Kishan is itching to tee off, but Kuldeep quickly pulls his length back and forces him to the longer leg-side boundary with two men back. By bowling a lot quicker and still managing to give it revs, Kuldeep got the ball to break away as well, something that seemed to have fizzled out of his repertoire when he went through a prolonged rough patch.
"We've been excited by what we saw in the lead-up to the tournament," the Capitals assistant coach Shane Watson told Star Sports during a flash interview. "He's been hungry to prove a point. We know he's highly skilled in all conditions. He doesn't have to turn the ball, he has his variations, changes in lengths, bowls the wrong'uns. He has been bowling a little quicker."
By keeping Rohit quiet, Kuldeep forces the Mumbai captain to re-think. Rohit's release shot turns out to be an attempted reverse sweep, something he doesn't play very often. But because Kuldeep's in-between length has been hard to hit, Rohit tries to use the away drift to his advantage. He can't hit it clean. Rohit lets out a cry of anguish. He knows the Capitals are trying to make him hit towards the longer boundary, and he does exactly that to pick out deep midwicket.
Kuldeep's confidence is on the rise, clear in his toying of Anmolpreet Singh. Having beaten him in flight one ball, he induces a leading edge off the next. It just eludes his fingertips. Then he brings out his magic ball - the wrong'un - the kind of ball wristspinners can at times over bowl. Anmolpreet is beaten. The ball spins from leg to off. Kuldeep's wry smile tells you he enjoyed that. And in his next over, he deceives Anmolpreet in flight and has him caught at long-off.

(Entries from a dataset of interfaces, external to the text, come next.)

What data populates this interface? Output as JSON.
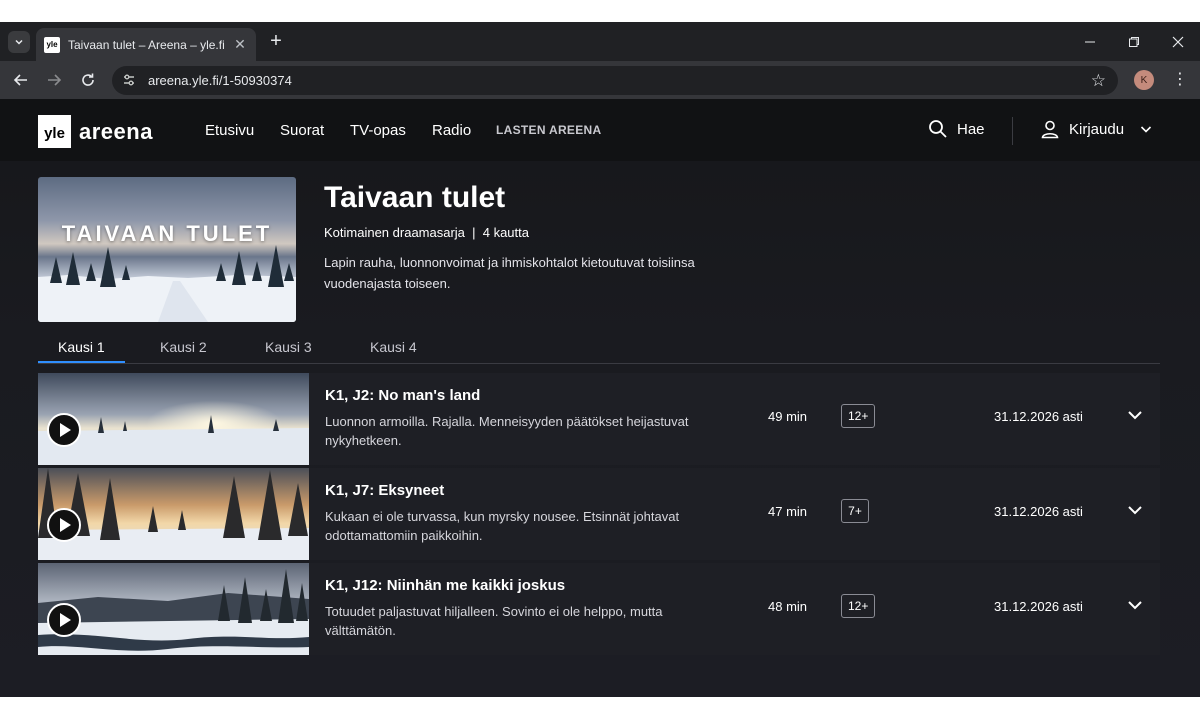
{
  "browser": {
    "tab_title": "Taivaan tulet – Areena – yle.fi",
    "favicon_text": "yle",
    "url": "areena.yle.fi/1-50930374",
    "profile_initial": "K"
  },
  "header": {
    "logo_box": "yle",
    "logo_text": "areena",
    "nav": [
      "Etusivu",
      "Suorat",
      "TV-opas",
      "Radio",
      "LASTEN AREENA"
    ],
    "search_label": "Hae",
    "login_label": "Kirjaudu"
  },
  "show": {
    "image_text": "TAIVAAN TULET",
    "title": "Taivaan tulet",
    "meta": "Kotimainen draamasarja  |  4 kautta",
    "description": "Lapin rauha, luonnonvoimat ja ihmiskohtalot kietoutuvat toisiinsa vuodenajasta toiseen."
  },
  "seasons": [
    "Kausi 1",
    "Kausi 2",
    "Kausi 3",
    "Kausi 4"
  ],
  "episodes": [
    {
      "title": "K1, J2: No man's land",
      "description": "Luonnon armoilla. Rajalla. Menneisyyden päätökset heijastuvat nykyhetkeen.",
      "duration": "49 min",
      "age": "12+",
      "available": "31.12.2026 asti"
    },
    {
      "title": "K1, J7: Eksyneet",
      "description": "Kukaan ei ole turvassa, kun myrsky nousee. Etsinnät johtavat odottamattomiin paikkoihin.",
      "duration": "47 min",
      "age": "7+",
      "available": "31.12.2026 asti"
    },
    {
      "title": "K1, J12: Niinhän me kaikki joskus",
      "description": "Totuudet paljastuvat hiljalleen. Sovinto ei ole helppo, mutta välttämätön.",
      "duration": "48 min",
      "age": "12+",
      "available": "31.12.2026 asti"
    }
  ],
  "colors": {
    "accent": "#2f8fff",
    "page_bg": "#1a1b20",
    "header_bg": "#111214"
  }
}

"Since joining the Delhi Capitals camp, I've been working on hitting good length area," Kuldeep said after his spell. "I've chatted a lot with Ricky [Ponting] about this. I also had a lot of discussions with Rohit [during the West Indies series] about varying lengths in T20 cricket. I've been working hard, and the results are showing."

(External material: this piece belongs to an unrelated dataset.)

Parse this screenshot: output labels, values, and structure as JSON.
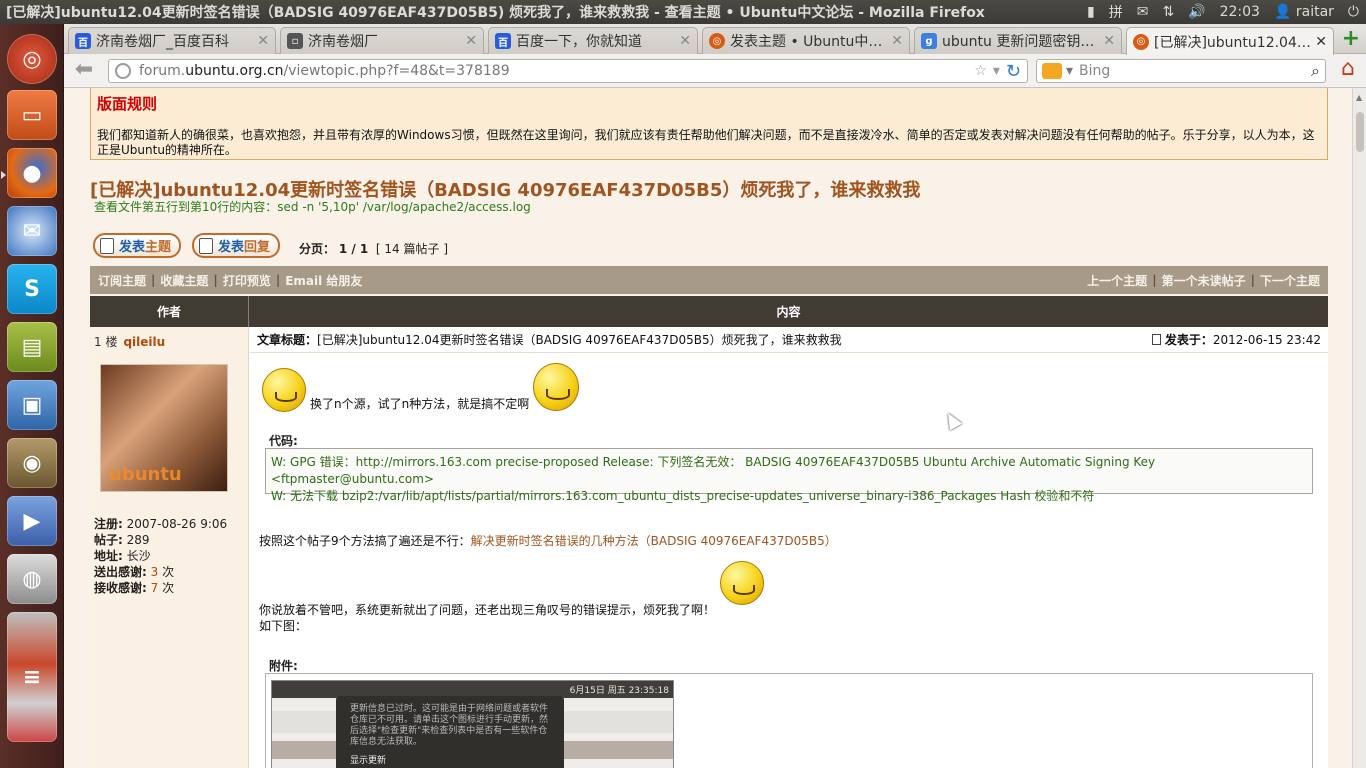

"When you're in good rhythm, the pace [through the air] comes. When I wanted to push it further, it was going up. I was able to control it. Maybe that's why batters didn't get much time [to line him up]. The wicket was very good, there was not much help for the bowlers. You needed to vary your length. It was important to not give batters time. If you did, then they would have had enough time to step out and score. Varying your length and pace was key."
If the first two wickets were a result of planning, the third was down to oodles of luck. And someone who bowled as well as Kuldeep did deserve some. Off the penultimate ball of his spell, he had Pollard nail a pull, except it was intercepted superbly by Tim Seifert at square leg. Pollard picked the bones out of what was no more than a long hop. On another night, it would've landed on the streets outside. Instead, Kuldeep, who finished his spell, with a slip and leg slip encouraging him to spin it past Tim David, finishes with 3 for 18. Seventeen of his twenty-four balls were around a length or a tad shorter, only twice did he err on the fuller side.

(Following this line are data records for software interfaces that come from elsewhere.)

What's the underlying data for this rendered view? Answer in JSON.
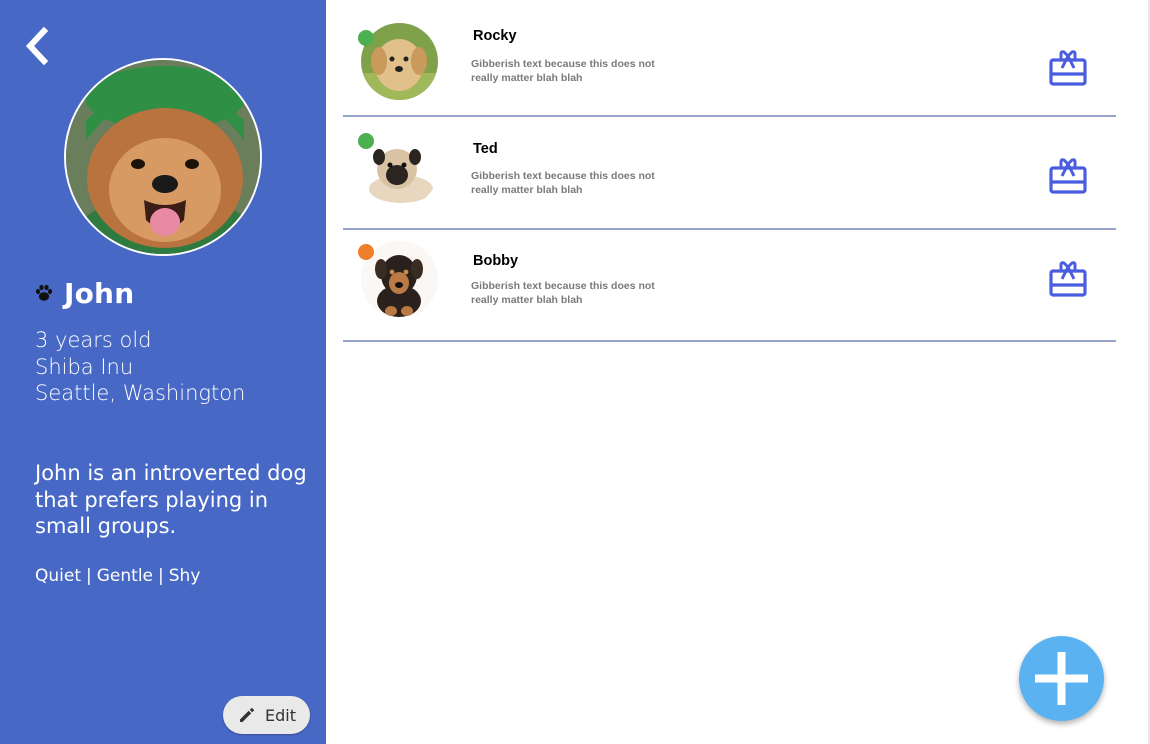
{
  "theme": {
    "sidebar_bg": "#4868c6",
    "accent_blue": "#4a5ce0",
    "fab_color": "#5ab3f0",
    "status_online": "#4caf50",
    "status_away": "#f07f2c"
  },
  "profile": {
    "back_icon": "chevron-left-icon",
    "name_icon": "paw-icon",
    "name": "John",
    "age": "3 years old",
    "breed": "Shiba Inu",
    "location": "Seattle, Washington",
    "bio": "John is an introverted dog that prefers playing in small groups.",
    "tags": [
      "Quiet",
      "|",
      "Gentle",
      "|",
      "Shy"
    ],
    "edit_label": "Edit",
    "edit_icon": "pencil-icon"
  },
  "friends": [
    {
      "name": "Rocky",
      "description": "Gibberish text because this does not really matter blah blah",
      "status_color": "#4caf50",
      "action_icon": "gift-card-icon"
    },
    {
      "name": "Ted",
      "description": "Gibberish text because this does not really matter blah blah",
      "status_color": "#4caf50",
      "action_icon": "gift-card-icon"
    },
    {
      "name": "Bobby",
      "description": "Gibberish text because this does not really matter blah blah",
      "status_color": "#f07f2c",
      "action_icon": "gift-card-icon"
    }
  ],
  "fab": {
    "icon": "plus-icon"
  }
}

On a night where batter after batter showed they were never out of the game, where the scoring rate hovered around nine an over, and where not even the prospect of needing 75 off 42 deterred the Capitals, Kuldeep's figures stood out. Enough for him to be adjudged Player of the Match. It capped off a happy return to the IPL, too.

Shashank Kishore is a senior sub-editor at ESPNcricinfo